In his famous letter from the Birmingham gaol he wrote:
But though I was initially disappointed at being categorized as an extremist, as I continued to think about the matter I gradually gained a measure of satisfaction from the label.
Was not Jesus an extremist for love: “Love your enemies, bless them that curse you, do good to them that hate you, and pray for them which despitefully use you, and persecute you.”
Was not Amos an extremist for justice: “Let justice roll down like waters and righteousness like an ever flowing stream.”
Was not Paul an extremist for the Christian gospel: “I bear in my body the marks of the Lord Jesus.”
Was not Martin Luther an extremist: “Here I stand; I cannot do otherwise, so help me God.”
And John Bunyan: “I will stay in jail to the end of my days before I make a butchery of my conscience.”
And Abraham Lincoln: “This nation cannot survive half slave and half free.”
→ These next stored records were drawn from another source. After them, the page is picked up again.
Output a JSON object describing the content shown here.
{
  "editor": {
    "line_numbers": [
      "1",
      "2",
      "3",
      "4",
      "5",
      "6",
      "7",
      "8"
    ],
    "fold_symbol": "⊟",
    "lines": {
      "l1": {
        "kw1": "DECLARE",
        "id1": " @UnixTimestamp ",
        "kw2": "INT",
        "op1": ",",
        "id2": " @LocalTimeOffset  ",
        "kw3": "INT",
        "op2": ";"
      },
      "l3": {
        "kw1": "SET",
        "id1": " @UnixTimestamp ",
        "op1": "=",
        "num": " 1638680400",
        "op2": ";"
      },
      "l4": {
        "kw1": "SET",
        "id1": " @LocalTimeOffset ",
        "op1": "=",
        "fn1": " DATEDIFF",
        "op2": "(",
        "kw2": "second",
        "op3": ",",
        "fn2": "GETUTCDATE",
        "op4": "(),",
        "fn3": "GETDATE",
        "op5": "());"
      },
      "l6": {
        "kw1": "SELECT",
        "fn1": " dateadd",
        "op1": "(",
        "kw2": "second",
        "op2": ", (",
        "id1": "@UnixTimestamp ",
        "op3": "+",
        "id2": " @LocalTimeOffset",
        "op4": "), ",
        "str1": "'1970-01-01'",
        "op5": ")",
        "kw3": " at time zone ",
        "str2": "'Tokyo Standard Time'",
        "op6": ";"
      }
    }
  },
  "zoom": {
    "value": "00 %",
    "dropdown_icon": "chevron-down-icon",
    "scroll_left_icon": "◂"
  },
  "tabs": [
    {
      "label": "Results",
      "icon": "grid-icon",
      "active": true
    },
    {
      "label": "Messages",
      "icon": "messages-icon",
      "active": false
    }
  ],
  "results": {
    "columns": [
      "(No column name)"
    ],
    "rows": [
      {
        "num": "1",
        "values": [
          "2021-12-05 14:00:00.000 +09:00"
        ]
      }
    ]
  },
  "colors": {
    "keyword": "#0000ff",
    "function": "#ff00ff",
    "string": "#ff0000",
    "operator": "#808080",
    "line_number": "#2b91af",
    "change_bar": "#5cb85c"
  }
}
And Thomas Jefferson: “We hold these truths to be self evident, that all men are created equal . . .”
So the question is not whether we will be extremists, but what kind of extremists we will be. Will we be extremists for hate or for love? Will we be extremists for the preservation of injustice or for the extension of justice?
In that dramatic scene on Calvary’s hill three men were crucified. We must never forget that all three were crucified for the same crime–the crime of extremism. Two were extremists for immorality, and thus fell below their environment. The other, Jesus Christ, was an extremist for love, truth and goodness, and thereby rose above his environment.
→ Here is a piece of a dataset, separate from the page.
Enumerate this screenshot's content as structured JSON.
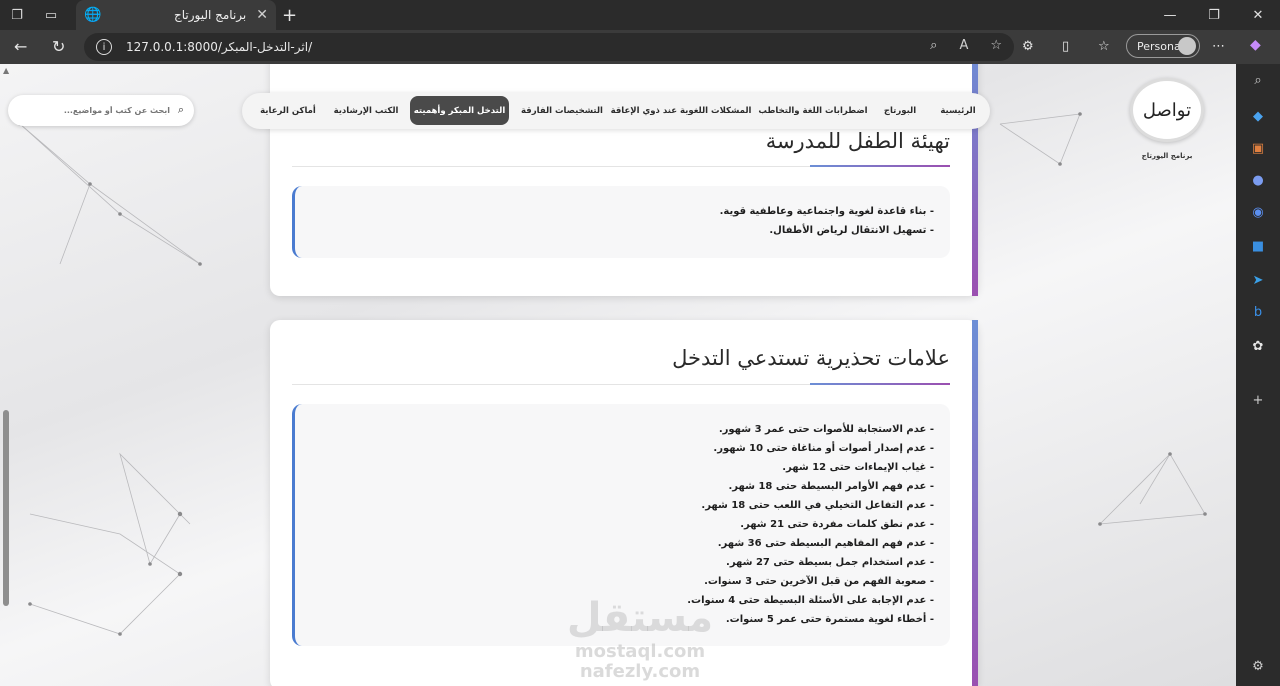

Please stop attacking extremists; we need more of them not fewer. But we need extremists for the right causes not the wrong ones. And that means we need to face the hard issue of saying what is right and wrong and why it is right or wrong. Otherwise, we will simply end up making conformity the great good and extremism (of any form) the great evil. And that, in the end, is a recipe for tyranny.”
– Phillip Jensen.
First published at PhillipJensen.com. Formatting of the Martin Luther King quote adjusted for clarity.
“We live in a disturbing, unsettled world. This year we will face a Federal election in Australia and the possibility, if the Coalition is returned, of a national plebiscite on the nature of marriage…”
– Amid all the challenges 2016 will bring, Presbyterian Moderator-General David Cook calls Christians to prayer.
“The Western world is rapidly changing. And this brings with it many challenges, particularly for Christians. So to get a better handle on these changes, I’ve started interviewing a number of Christian leaders.
What follows is an edited version of an interview I did with the Reverend Dr Andrew Cameron, who is the Director of St Marks Theological Centre, in Canberra, Australia…”
– from Akos Balogh.
“Christians who lack biblical knowledge are the products of churches that marginalize biblical knowledge. Bible teaching now often accounts for only a diminishing fraction of the local congregation’s time and attention…”
– Albert Mohler addresses a scandal which is not confined to the USA.
“In the immediate aftermath of the gathering of Anglican Primates last week, what are we to make of it all? … Some of the initial headlines suggested that all will be well for the Church, but a closer analysis shows that there are some real concerns going forward, as well as some encouragements…”
– Anglican Mainstream’s Rev. Andrew Symes comments on the outcomes of the Primates’ Meeting.
Amidst some real encouragements, he turns to the apologies which have been voiced by some –
“While part of the Church’s role is to encourage love of neighbour and pastoral care of all people, its Gospel witness is compromised if it suggests that it is saying sorry to people whose feelings have been hurt by the clear teaching of the Bible and basic principles of Christian discipleship.”